This sturdy town of red-brick buildings was settled first by Quakers from Vermont in 1781. Later, in the mid-1800s, it was famed for its colored slate quarries—producing maroon, green, and blue slate—worked primarily by people of Welsh descent. Granville today still sports slate roofs, slate chimneys, slate patios, slate sidewalks, and even slate business signs.
Pember Museum of Natural History
Housed in a striking Victorian mansion, the Pember Museum (33 W. Main St./Rte. 149, 518/642-1515, www.pembermuseum.com, 1–5 p.m. Tues.–Fri., 10 a.m.–3 p.m. Sat., free admission) is a surprisingly Old World place filled with elegant glass and wood exhibit cases. Preserved inside are hundreds upon hundreds of birds, insects, reptiles, and mammals, all collected by amateur naturalist Franklin Pember in the late 1800s.
Some of these species, such as the passenger pigeon and Carolina parakeet, are now extinct. Others, such as the South American possum and red kangaroo, come with their offspring in tow. Larger specimens, such as the Alaskan brown bear and brown pelican, almost burst out of their cases. Walk down the aisles here and you’ll feel as if you’re surrounded by a magical, about-to-awaken menagerie.
Slate Valley Museum
To learn more about Granville’s slate history, step into this renovated 19th-century Dutch barn (17 Water St., off Main St., 518/642-1417, www.slatevalleymuseum.org, 1–5 p.m. Tues.–Fri., 10 a.m.–4 p.m. Sat., adults $2, children under 12 free). Inside, memorabilia, tools, machinery, photography, and artwork date back to the days when Granville was known as the “Colored Slate Capital of the World.” During the town’s heyday around the turn of the 20th century, 64 slate companies employing 3,000 men were located here.
At the heart of the collection is a powerful 25-foot mural depicting 13 men at work in a slate quarry. The mural was painted in 1939 by Woodstock artist Martha Levy for the federal Works Progress Administration.
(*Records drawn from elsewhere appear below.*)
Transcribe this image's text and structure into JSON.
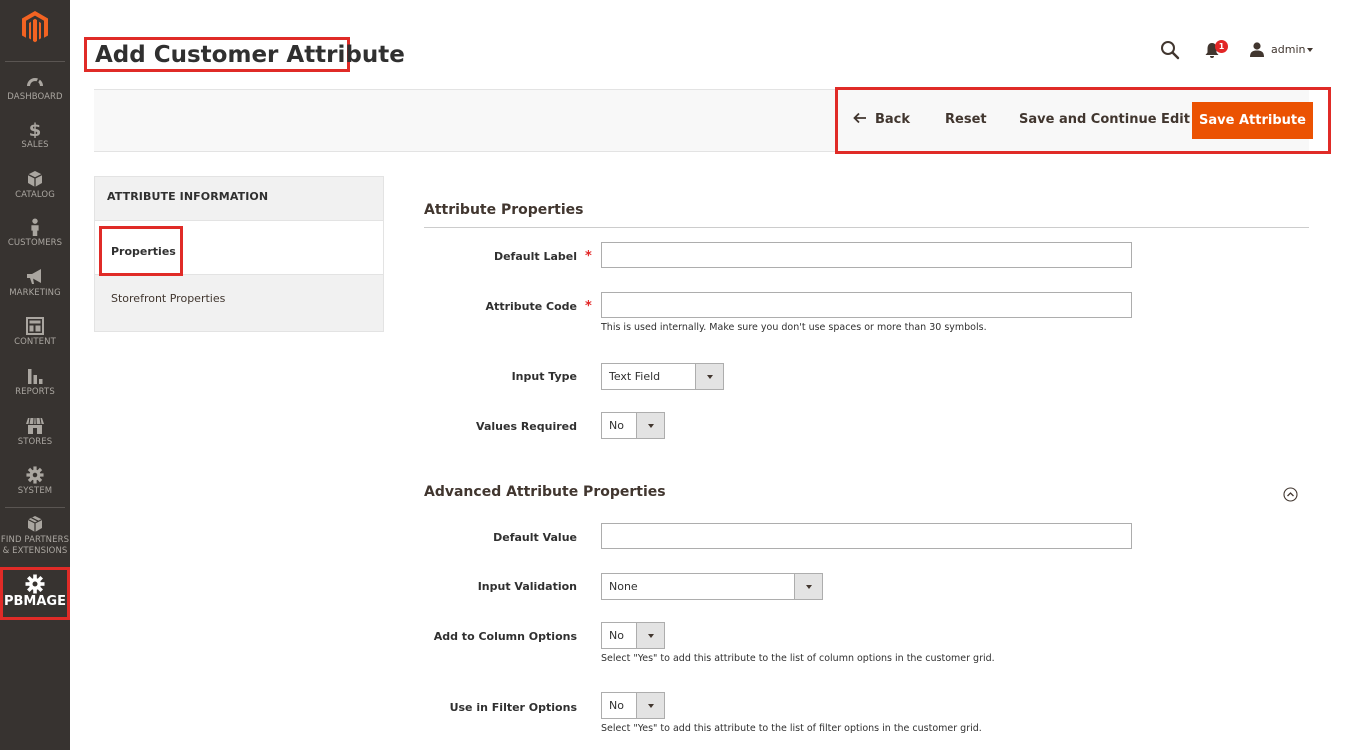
{
  "menu": {
    "items": [
      {
        "label": "DASHBOARD",
        "icon": "dashboard-icon"
      },
      {
        "label": "SALES",
        "icon": "dollar-icon"
      },
      {
        "label": "CATALOG",
        "icon": "cube-icon"
      },
      {
        "label": "CUSTOMERS",
        "icon": "person-icon"
      },
      {
        "label": "MARKETING",
        "icon": "megaphone-icon"
      },
      {
        "label": "CONTENT",
        "icon": "layout-icon"
      },
      {
        "label": "REPORTS",
        "icon": "bar-chart-icon"
      },
      {
        "label": "STORES",
        "icon": "storefront-icon"
      },
      {
        "label": "SYSTEM",
        "icon": "gear-icon"
      },
      {
        "label_line1": "FIND PARTNERS",
        "label_line2": "& EXTENSIONS",
        "icon": "box-icon"
      }
    ],
    "pbmage": {
      "label": "PBMAGE",
      "icon": "gear-icon"
    }
  },
  "header": {
    "title": "Add Customer Attribute",
    "notifications_count": "1",
    "user": "admin"
  },
  "actions": {
    "back": "Back",
    "reset": "Reset",
    "save_continue": "Save and Continue Edit",
    "save": "Save Attribute"
  },
  "tabs": {
    "title": "ATTRIBUTE INFORMATION",
    "items": [
      "Properties",
      "Storefront Properties"
    ]
  },
  "form": {
    "section1_title": "Attribute Properties",
    "default_label": {
      "label": "Default Label",
      "value": ""
    },
    "attribute_code": {
      "label": "Attribute Code",
      "value": "",
      "note": "This is used internally. Make sure you don't use spaces or more than 30 symbols."
    },
    "input_type": {
      "label": "Input Type",
      "value": "Text Field"
    },
    "values_required": {
      "label": "Values Required",
      "value": "No"
    },
    "section2_title": "Advanced Attribute Properties",
    "default_value": {
      "label": "Default Value",
      "value": ""
    },
    "input_validation": {
      "label": "Input Validation",
      "value": "None"
    },
    "add_column": {
      "label": "Add to Column Options",
      "value": "No",
      "note": "Select \"Yes\" to add this attribute to the list of column options in the customer grid."
    },
    "filter_options": {
      "label": "Use in Filter Options",
      "value": "No",
      "note": "Select \"Yes\" to add this attribute to the list of filter options in the customer grid."
    }
  },
  "colors": {
    "menu_bg": "#373330",
    "accent": "#eb5202",
    "highlight": "#e02b27"
  }
}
© Avalon Travel and Sascha Zuger from Moon New York State, 5th Edition